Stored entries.
-*-
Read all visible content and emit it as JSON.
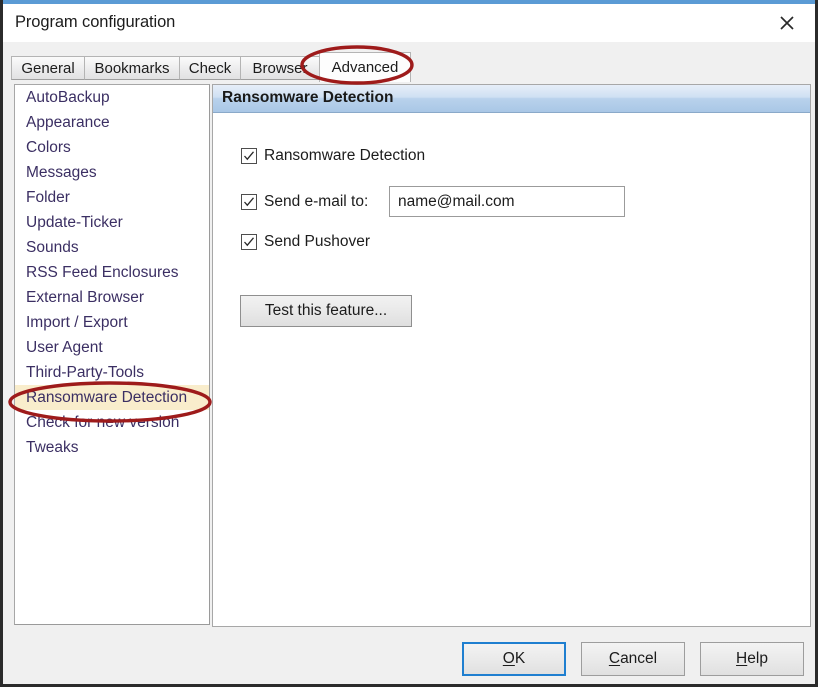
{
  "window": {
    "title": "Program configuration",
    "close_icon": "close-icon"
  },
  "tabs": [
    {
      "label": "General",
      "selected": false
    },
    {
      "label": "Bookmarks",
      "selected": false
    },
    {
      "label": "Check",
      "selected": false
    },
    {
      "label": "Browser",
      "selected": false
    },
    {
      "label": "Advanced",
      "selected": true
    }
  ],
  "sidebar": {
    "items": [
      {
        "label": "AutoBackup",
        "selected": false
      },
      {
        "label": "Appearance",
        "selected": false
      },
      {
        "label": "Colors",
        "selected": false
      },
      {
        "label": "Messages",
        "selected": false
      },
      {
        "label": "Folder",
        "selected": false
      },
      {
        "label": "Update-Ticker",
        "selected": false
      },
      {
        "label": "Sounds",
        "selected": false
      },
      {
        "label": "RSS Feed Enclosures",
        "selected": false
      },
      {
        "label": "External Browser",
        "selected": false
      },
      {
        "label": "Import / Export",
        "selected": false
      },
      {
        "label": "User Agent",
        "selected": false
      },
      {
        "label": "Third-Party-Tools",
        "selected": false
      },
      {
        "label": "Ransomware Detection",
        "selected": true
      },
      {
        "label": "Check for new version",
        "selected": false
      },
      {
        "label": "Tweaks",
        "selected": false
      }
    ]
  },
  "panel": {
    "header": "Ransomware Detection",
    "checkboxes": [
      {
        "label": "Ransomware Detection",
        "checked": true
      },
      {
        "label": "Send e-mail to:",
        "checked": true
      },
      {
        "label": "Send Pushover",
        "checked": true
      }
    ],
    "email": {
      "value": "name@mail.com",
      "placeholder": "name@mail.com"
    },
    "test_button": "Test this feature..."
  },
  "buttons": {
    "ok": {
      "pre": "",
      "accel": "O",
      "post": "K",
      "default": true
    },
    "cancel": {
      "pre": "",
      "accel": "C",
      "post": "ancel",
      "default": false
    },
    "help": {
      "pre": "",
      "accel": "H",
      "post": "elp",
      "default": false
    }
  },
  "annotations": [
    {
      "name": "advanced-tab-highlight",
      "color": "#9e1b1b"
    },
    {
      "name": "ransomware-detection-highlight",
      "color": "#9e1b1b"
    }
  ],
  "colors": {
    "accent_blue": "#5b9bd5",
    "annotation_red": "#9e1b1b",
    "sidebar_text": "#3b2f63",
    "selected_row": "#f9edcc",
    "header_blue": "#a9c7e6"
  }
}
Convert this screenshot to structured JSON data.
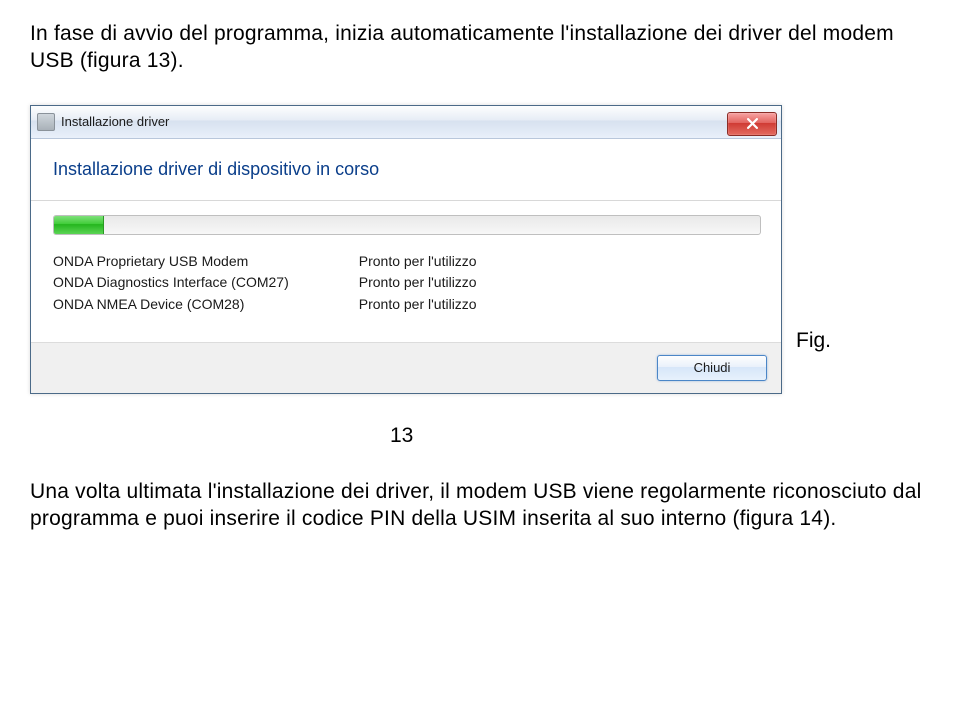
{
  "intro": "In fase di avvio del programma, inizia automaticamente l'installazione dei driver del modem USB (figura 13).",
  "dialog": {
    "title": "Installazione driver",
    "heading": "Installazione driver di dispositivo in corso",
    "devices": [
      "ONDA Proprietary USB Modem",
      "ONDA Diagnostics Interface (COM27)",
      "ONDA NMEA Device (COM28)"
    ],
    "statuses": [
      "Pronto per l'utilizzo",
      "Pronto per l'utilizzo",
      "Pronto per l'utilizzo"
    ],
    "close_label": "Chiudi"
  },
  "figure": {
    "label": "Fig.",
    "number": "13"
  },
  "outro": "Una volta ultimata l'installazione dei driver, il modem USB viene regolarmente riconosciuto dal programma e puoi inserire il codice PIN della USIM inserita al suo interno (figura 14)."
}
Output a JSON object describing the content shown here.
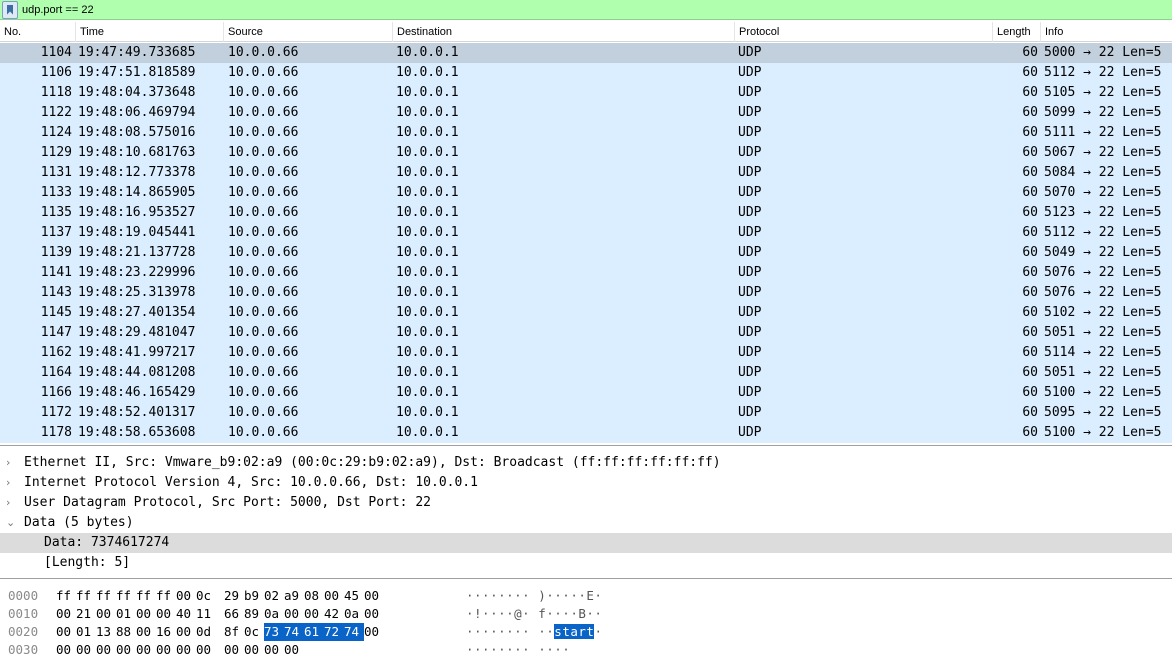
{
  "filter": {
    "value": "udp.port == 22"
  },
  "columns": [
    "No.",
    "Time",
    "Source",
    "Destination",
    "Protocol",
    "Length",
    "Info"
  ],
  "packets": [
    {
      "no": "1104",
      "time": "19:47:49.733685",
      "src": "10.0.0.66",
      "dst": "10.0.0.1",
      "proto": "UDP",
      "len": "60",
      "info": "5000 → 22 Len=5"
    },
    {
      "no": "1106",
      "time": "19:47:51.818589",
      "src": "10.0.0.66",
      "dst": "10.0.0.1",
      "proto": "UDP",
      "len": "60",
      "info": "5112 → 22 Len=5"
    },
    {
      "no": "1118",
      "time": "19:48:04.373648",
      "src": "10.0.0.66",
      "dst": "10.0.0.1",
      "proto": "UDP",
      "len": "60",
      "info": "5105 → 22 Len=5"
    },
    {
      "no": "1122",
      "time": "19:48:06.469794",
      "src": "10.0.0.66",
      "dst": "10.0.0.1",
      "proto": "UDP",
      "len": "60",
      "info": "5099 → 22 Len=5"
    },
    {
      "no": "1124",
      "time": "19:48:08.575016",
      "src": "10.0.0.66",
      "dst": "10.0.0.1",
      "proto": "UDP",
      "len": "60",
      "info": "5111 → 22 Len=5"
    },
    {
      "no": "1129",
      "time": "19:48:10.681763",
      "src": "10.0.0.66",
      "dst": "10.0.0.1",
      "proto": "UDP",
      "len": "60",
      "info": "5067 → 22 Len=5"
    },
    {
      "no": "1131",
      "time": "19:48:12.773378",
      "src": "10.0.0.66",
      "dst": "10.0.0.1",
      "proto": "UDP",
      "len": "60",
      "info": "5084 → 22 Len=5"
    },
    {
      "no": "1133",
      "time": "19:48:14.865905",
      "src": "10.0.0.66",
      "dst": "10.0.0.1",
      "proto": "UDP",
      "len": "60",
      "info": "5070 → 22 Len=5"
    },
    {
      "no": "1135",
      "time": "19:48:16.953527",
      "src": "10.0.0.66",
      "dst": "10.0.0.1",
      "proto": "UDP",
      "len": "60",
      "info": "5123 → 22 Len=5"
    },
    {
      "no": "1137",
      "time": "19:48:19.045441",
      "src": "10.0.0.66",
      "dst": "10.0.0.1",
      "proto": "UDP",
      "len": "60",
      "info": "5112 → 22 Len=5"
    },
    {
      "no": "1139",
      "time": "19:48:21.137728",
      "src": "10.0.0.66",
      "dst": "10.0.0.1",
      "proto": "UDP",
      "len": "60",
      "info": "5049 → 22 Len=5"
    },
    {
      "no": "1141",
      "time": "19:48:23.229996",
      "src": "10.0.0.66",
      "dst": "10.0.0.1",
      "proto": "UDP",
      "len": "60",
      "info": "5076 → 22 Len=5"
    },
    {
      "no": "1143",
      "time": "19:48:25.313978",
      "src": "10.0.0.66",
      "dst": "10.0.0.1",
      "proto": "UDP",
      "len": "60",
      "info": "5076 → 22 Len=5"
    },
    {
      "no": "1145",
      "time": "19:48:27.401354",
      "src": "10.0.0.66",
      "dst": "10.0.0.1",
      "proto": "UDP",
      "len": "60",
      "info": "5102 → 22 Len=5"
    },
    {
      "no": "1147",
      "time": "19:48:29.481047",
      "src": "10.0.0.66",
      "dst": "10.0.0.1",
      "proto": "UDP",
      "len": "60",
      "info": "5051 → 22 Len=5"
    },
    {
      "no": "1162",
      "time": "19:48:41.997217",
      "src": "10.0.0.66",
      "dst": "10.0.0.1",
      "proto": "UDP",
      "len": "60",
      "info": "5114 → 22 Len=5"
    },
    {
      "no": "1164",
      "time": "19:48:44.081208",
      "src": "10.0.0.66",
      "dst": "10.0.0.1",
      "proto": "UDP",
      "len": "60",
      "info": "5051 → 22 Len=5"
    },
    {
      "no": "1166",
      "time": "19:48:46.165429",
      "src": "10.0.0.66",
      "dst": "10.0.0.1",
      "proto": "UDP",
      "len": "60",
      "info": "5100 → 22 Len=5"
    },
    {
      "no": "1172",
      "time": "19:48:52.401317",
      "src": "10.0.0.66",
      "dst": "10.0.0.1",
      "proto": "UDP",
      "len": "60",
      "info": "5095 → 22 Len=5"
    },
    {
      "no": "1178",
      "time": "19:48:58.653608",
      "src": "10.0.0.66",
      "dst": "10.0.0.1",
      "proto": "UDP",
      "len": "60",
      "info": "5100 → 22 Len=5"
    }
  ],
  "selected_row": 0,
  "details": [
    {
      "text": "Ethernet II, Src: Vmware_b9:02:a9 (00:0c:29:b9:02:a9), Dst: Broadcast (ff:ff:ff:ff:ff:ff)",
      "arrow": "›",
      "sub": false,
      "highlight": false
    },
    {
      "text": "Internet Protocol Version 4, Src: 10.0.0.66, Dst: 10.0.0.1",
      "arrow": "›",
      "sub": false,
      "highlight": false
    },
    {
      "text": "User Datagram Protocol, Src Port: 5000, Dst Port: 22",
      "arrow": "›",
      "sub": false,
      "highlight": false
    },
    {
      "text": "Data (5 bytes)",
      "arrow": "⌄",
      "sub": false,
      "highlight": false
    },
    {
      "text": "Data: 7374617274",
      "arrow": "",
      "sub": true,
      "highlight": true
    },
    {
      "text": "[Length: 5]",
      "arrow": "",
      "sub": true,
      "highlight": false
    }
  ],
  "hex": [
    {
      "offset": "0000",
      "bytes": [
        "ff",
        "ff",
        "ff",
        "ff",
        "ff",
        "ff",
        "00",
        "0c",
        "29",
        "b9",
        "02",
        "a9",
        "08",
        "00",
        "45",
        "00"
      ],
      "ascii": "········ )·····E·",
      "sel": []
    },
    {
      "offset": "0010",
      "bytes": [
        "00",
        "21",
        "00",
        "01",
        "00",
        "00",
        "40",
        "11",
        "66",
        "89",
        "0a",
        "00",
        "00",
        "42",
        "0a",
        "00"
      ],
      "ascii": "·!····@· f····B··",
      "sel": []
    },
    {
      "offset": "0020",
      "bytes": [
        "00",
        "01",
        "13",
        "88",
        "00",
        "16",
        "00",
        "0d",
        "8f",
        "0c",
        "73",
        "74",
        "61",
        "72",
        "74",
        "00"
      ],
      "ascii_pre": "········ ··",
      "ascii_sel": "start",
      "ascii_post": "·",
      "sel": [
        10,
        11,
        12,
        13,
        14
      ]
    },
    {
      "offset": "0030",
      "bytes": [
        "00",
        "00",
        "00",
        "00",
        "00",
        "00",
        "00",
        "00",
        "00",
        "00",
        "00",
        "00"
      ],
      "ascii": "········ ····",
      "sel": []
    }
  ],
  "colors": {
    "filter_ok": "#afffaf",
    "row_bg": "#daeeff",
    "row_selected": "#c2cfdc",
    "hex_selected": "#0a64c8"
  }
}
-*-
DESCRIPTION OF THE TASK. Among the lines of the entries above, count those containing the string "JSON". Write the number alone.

OUTPUT FOR THIS TASK. 3